▶ _Work request_
Where the word "JSON" occurs in a line of the data, return the whole line.

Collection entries
::::::::

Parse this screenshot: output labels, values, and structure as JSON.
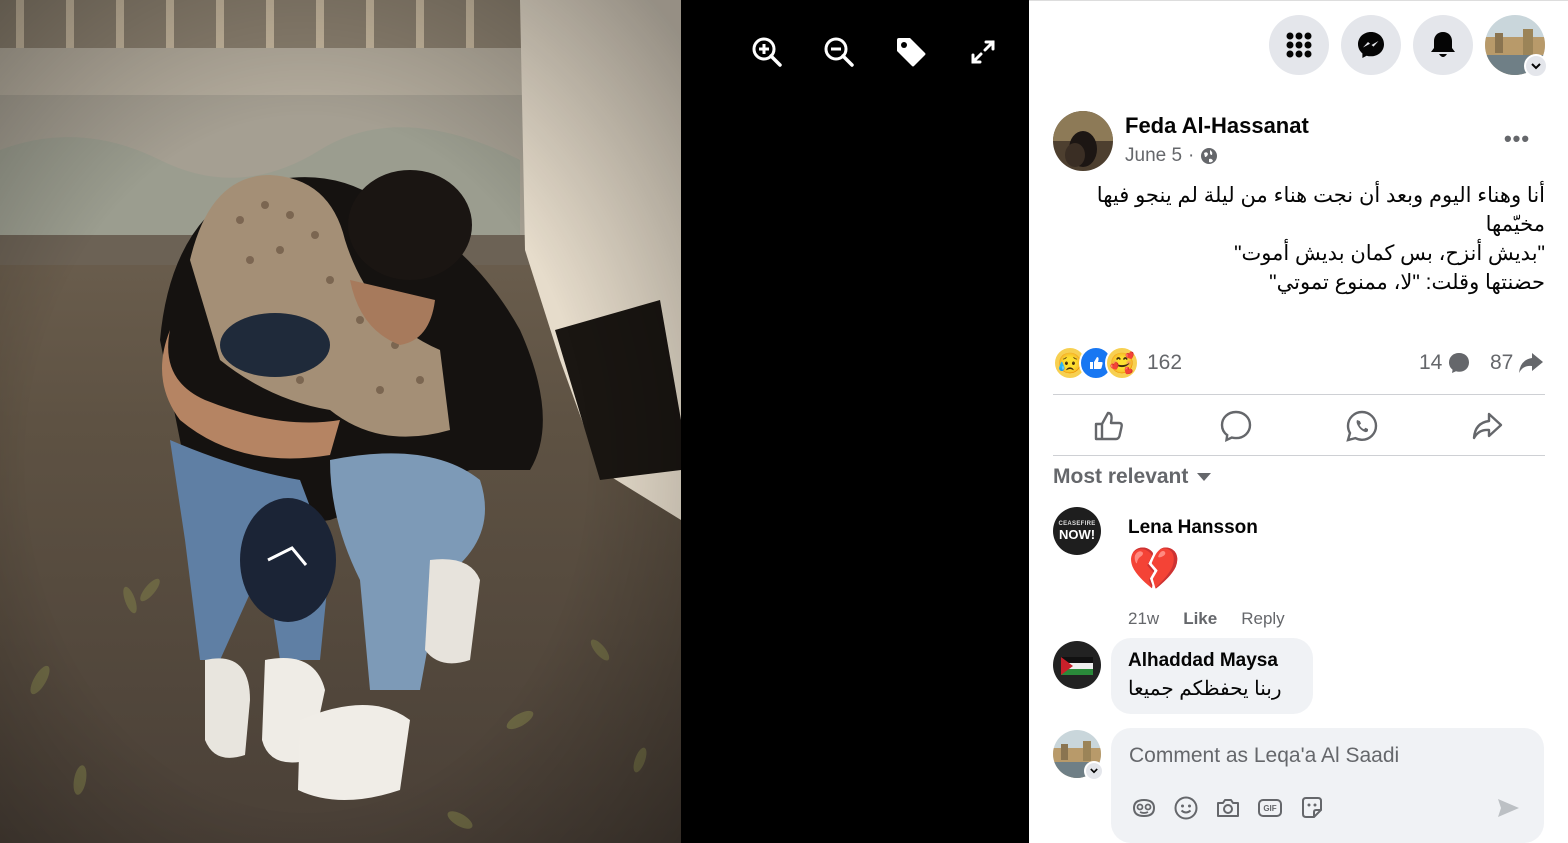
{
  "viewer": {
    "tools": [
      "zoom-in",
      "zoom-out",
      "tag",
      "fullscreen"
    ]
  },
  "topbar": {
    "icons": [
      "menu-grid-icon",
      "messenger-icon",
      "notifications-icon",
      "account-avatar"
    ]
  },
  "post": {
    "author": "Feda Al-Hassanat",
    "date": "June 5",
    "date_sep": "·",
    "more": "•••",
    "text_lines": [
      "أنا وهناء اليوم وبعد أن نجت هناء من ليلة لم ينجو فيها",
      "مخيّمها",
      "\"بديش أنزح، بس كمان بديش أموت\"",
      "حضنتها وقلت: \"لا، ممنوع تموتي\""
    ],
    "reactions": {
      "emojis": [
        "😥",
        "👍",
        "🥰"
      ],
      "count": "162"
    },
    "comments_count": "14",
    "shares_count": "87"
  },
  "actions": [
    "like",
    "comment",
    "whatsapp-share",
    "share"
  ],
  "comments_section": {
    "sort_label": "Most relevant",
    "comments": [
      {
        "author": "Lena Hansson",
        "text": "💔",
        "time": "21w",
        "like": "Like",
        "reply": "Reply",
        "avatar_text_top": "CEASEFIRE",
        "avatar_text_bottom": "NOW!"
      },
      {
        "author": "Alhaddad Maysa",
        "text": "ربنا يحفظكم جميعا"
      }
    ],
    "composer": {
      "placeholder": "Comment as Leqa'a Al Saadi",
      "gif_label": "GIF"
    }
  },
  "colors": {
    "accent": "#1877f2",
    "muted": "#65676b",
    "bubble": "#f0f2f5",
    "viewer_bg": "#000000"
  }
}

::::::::

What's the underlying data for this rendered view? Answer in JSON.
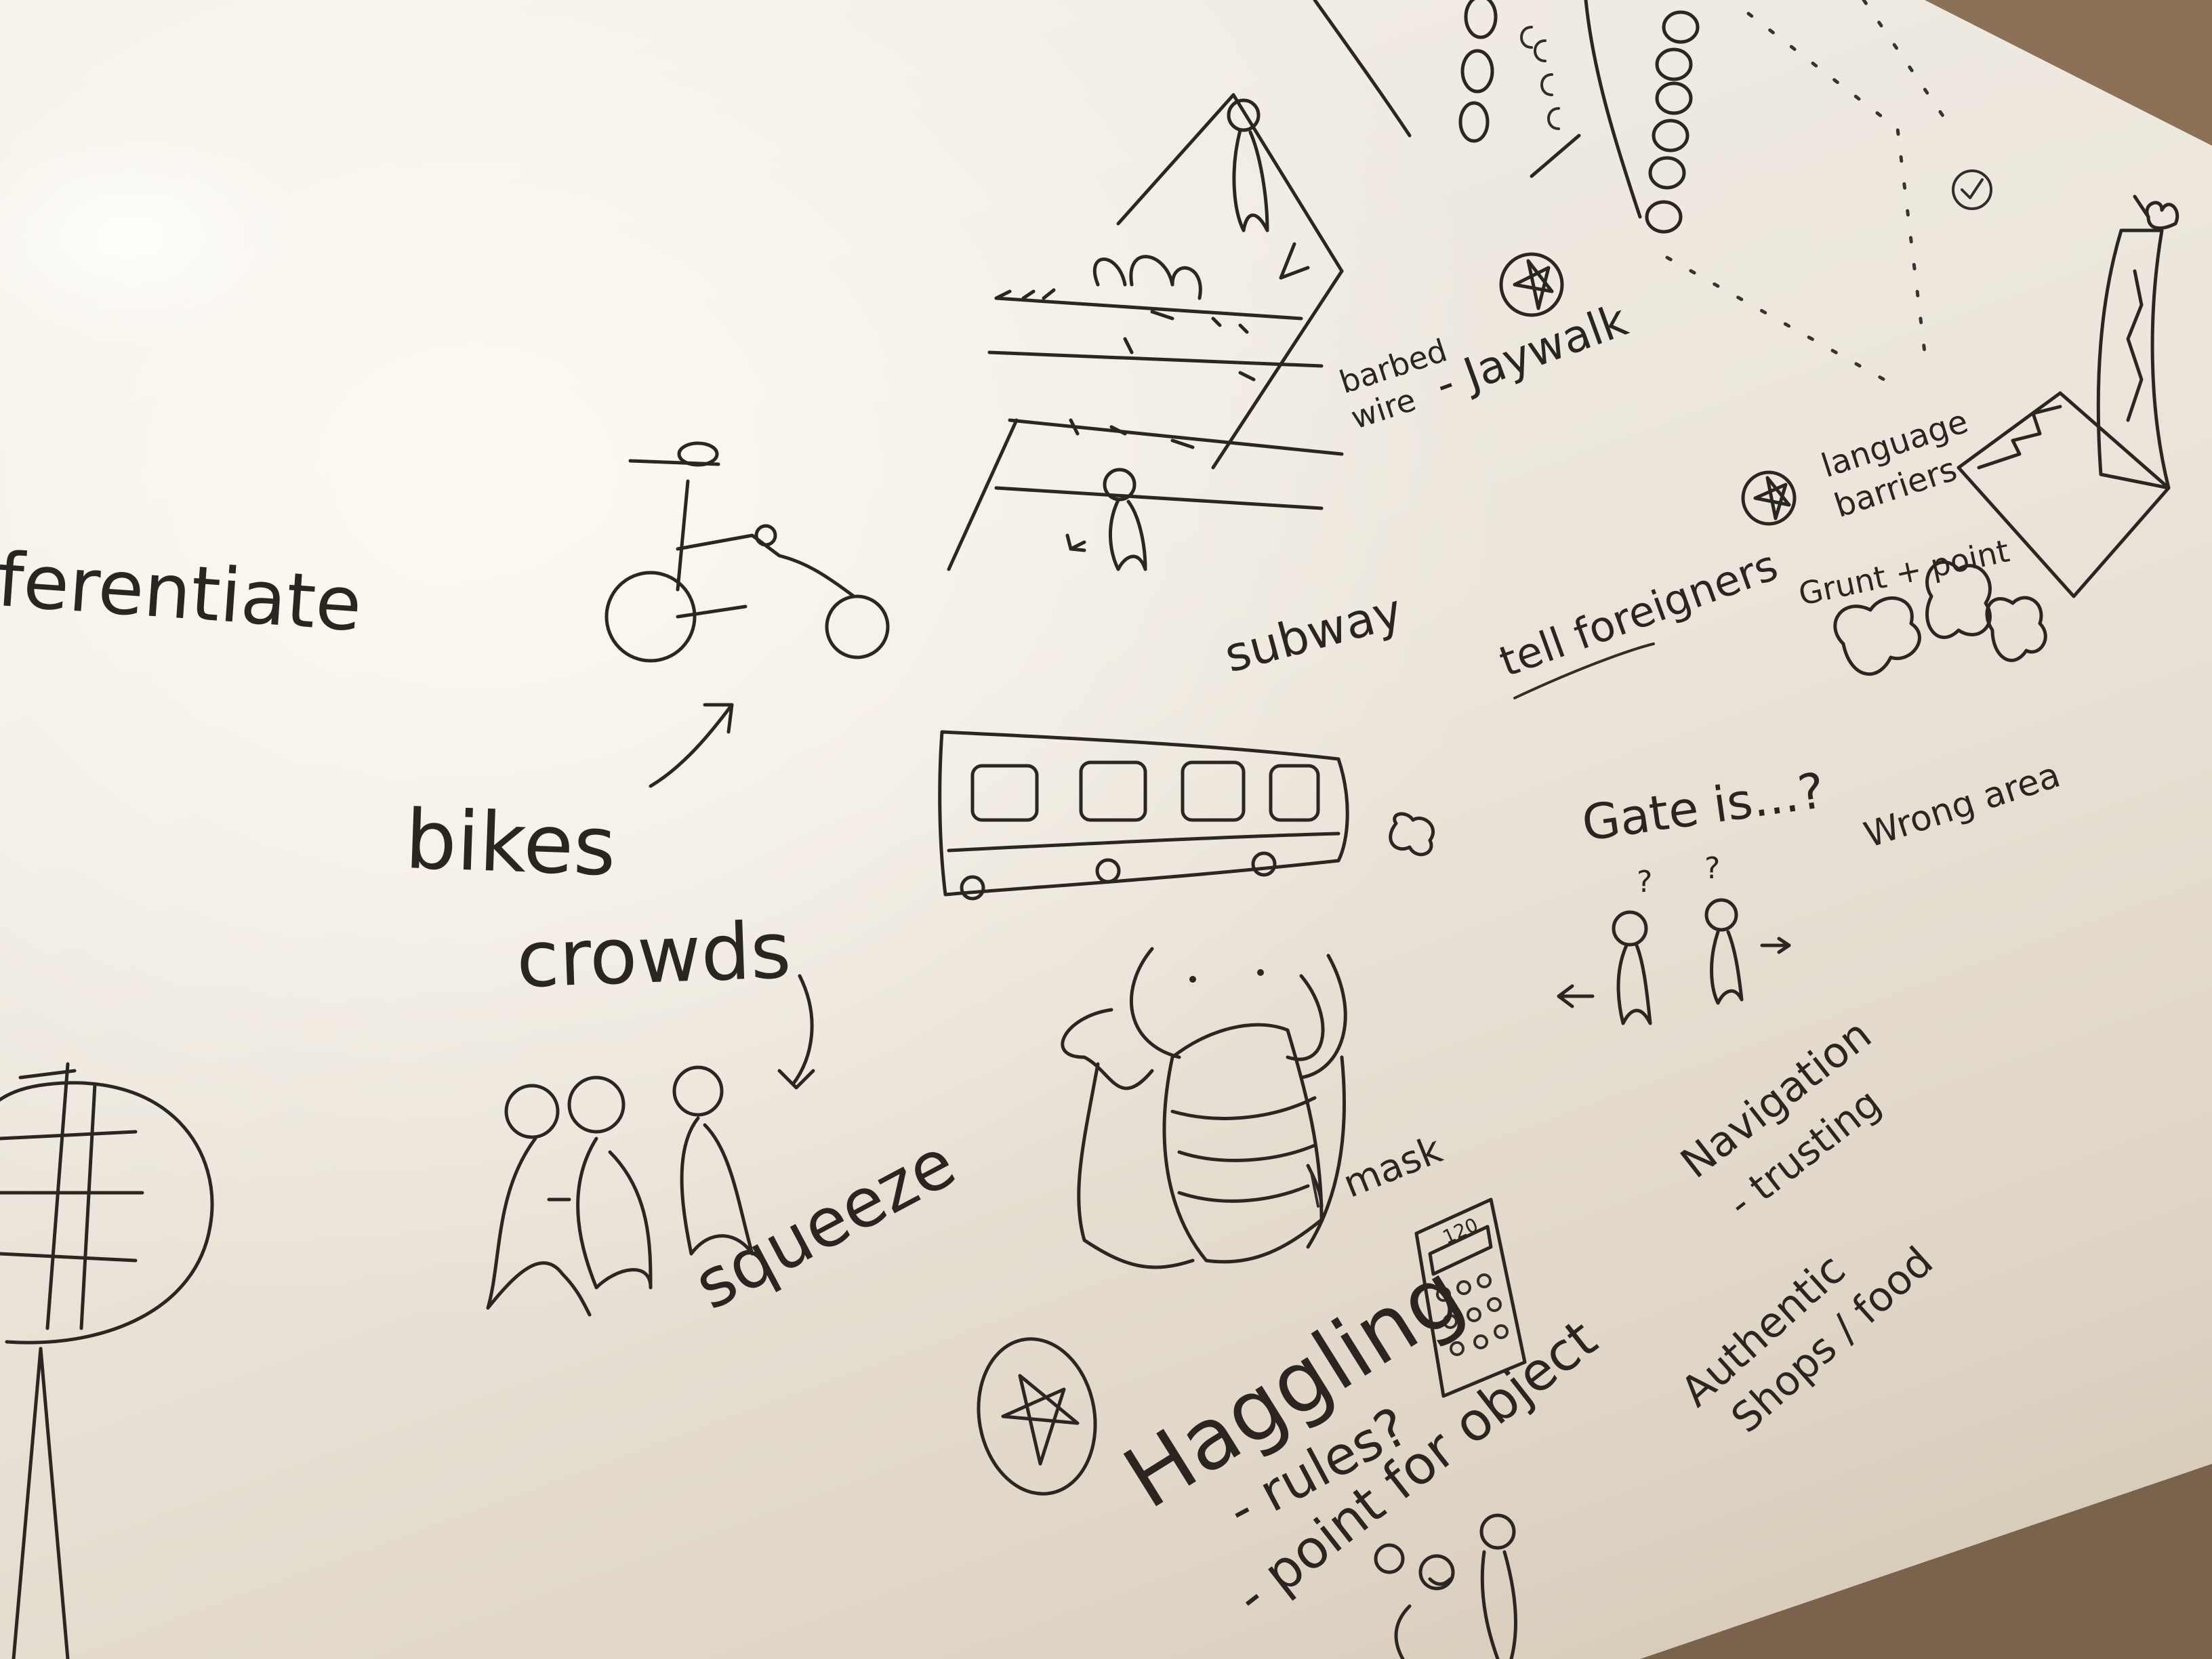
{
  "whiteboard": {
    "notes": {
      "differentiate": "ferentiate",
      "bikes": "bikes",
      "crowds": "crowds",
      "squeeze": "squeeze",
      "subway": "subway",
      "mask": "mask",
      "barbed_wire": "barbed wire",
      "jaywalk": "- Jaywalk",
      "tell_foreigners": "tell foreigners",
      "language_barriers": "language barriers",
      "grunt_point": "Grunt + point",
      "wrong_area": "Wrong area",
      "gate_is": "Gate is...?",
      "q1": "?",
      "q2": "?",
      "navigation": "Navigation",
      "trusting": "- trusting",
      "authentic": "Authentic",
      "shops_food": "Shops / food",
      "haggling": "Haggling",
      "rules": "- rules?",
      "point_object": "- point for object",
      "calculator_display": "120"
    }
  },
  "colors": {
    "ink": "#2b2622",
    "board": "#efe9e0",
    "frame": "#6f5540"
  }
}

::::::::

▶ _Answer to the exercise_
Parse this screenshot: output labels, values, and structure as JSON.
What's the underlying data for this rendered view? Answer in JSON.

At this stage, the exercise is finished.